**EXERCISE MATERIAL**:
>>>
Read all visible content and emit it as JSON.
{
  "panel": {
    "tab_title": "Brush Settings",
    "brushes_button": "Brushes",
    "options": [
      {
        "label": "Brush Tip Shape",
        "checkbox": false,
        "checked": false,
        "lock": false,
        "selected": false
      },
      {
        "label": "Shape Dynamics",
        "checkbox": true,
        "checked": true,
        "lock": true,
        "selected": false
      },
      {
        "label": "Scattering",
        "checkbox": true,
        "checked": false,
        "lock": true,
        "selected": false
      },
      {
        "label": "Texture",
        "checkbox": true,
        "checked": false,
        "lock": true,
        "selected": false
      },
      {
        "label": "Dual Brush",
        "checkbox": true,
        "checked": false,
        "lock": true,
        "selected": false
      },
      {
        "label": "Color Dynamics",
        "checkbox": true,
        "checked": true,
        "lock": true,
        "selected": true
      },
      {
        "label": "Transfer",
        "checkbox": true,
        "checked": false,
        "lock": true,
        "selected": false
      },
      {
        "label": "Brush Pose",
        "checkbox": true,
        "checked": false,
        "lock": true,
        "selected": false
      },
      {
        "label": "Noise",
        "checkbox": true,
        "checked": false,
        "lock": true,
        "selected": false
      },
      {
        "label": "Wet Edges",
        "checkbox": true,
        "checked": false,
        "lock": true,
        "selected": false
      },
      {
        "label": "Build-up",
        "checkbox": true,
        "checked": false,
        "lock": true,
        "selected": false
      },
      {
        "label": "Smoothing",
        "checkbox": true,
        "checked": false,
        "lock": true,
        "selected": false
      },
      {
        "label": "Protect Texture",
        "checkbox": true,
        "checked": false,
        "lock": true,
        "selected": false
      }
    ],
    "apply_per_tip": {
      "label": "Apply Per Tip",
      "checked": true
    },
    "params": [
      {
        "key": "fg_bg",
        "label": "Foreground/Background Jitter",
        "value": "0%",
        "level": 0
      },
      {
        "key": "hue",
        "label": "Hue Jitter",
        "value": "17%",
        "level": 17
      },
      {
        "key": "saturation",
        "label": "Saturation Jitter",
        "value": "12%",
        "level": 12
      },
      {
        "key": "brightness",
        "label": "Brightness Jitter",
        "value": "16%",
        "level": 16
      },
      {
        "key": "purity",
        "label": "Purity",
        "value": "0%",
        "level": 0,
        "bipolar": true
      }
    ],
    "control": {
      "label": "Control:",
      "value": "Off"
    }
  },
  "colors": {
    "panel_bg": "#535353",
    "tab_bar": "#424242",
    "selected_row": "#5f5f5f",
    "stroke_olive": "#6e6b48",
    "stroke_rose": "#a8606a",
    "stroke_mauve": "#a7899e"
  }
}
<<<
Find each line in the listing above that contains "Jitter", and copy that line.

**TASK SOLUTION**:
        "label": "Foreground/Background Jitter",
        "label": "Hue Jitter",
        "label": "Saturation Jitter",
        "label": "Brightness Jitter",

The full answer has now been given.